◆ Work item:
Extract all lines from the data beneath that include the word "smartgb".

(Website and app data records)
%%
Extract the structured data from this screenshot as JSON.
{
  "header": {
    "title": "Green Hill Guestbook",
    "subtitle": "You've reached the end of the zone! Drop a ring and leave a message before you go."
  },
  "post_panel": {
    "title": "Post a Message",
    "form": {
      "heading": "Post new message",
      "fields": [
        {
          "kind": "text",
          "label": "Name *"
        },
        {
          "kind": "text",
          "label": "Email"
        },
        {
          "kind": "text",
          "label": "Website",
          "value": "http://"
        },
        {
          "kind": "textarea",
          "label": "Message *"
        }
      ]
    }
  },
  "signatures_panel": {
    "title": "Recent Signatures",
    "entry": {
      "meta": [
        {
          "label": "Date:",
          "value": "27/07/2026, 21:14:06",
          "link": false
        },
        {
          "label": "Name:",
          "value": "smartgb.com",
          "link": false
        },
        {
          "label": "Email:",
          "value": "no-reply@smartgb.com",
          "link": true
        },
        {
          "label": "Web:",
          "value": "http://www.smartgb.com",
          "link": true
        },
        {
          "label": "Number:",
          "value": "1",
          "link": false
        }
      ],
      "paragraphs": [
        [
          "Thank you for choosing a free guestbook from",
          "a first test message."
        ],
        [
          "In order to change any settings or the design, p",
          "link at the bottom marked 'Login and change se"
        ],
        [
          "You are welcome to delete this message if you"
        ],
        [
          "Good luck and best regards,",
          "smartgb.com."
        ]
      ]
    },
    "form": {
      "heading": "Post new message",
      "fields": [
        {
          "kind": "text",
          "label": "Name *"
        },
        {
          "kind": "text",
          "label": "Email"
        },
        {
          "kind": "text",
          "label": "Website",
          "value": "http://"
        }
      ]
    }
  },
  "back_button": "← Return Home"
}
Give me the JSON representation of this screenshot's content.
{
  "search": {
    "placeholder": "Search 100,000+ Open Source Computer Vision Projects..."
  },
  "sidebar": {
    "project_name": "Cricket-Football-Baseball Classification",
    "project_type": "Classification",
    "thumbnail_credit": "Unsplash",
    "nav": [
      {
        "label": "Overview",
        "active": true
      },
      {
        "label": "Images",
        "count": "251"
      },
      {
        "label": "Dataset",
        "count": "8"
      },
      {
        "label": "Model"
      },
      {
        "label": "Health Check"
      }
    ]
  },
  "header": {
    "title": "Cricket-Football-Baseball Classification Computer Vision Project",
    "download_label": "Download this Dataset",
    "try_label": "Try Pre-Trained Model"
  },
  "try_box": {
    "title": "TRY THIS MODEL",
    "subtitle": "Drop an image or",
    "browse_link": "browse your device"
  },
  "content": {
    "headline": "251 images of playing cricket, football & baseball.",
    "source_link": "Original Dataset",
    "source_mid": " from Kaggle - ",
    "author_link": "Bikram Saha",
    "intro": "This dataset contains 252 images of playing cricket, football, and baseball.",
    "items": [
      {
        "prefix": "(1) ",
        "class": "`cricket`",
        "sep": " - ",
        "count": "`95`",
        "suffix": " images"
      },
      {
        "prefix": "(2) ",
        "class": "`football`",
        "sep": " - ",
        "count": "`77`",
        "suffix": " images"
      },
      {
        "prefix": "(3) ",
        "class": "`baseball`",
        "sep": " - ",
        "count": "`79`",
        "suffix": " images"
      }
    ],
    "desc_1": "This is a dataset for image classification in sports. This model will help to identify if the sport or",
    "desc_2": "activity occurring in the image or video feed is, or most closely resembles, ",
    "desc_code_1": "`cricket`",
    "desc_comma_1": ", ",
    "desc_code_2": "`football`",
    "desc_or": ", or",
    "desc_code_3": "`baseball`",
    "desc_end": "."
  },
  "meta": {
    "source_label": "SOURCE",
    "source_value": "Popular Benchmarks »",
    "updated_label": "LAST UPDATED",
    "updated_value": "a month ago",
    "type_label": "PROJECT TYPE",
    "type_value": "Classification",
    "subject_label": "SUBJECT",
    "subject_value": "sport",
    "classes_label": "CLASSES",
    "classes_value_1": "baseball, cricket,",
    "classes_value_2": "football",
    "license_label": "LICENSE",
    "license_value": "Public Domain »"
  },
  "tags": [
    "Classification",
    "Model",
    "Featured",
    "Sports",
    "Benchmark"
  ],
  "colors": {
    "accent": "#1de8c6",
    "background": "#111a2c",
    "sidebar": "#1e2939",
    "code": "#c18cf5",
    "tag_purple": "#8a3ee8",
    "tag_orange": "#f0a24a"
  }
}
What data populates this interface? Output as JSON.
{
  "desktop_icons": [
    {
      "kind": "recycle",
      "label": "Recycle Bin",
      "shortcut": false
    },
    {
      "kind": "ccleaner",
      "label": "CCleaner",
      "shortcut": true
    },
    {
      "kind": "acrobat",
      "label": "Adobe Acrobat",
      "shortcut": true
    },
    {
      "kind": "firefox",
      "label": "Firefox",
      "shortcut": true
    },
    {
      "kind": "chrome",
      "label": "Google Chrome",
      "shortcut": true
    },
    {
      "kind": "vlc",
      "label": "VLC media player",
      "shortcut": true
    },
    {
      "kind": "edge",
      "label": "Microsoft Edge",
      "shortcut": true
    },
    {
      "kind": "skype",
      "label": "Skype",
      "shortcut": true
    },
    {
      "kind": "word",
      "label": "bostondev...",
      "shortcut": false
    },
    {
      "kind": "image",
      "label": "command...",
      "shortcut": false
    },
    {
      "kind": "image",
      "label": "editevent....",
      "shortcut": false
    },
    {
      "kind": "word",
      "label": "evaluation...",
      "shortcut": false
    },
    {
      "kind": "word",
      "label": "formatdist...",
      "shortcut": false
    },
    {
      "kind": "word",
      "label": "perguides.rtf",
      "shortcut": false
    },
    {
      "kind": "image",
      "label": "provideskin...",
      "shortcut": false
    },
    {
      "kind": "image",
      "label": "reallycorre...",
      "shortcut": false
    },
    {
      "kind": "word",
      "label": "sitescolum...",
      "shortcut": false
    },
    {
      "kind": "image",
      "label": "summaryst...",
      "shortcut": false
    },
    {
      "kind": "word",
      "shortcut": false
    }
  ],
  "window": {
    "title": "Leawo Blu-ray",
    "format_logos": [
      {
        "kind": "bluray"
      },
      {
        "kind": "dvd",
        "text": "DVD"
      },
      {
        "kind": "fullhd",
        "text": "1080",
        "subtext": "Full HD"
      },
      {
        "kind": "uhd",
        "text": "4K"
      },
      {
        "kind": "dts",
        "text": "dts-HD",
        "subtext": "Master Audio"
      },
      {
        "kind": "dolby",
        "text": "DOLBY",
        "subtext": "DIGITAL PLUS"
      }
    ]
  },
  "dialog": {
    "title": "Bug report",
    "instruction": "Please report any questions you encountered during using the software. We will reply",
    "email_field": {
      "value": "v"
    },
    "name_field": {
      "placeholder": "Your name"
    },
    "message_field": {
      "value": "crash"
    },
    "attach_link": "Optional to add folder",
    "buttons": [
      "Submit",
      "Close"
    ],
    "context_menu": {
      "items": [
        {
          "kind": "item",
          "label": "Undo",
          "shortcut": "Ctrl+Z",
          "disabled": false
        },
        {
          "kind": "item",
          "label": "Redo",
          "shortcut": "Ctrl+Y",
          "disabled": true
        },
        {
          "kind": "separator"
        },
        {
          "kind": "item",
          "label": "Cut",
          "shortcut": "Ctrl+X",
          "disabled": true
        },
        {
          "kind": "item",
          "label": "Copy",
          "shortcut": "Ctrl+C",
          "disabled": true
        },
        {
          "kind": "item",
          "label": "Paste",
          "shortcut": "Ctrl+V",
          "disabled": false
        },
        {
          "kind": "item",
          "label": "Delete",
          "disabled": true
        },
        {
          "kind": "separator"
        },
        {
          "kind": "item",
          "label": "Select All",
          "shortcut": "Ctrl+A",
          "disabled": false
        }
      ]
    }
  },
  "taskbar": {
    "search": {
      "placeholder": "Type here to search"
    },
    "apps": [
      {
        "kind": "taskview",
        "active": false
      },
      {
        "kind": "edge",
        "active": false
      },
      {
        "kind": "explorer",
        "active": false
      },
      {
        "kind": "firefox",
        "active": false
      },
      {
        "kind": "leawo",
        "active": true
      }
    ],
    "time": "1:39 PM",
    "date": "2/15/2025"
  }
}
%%
◆ Solution for this exercise:
          "value": "smartgb.com",
          "value": "no-reply@smartgb.com",
          "value": "http://www.smartgb.com",
          "smartgb.com."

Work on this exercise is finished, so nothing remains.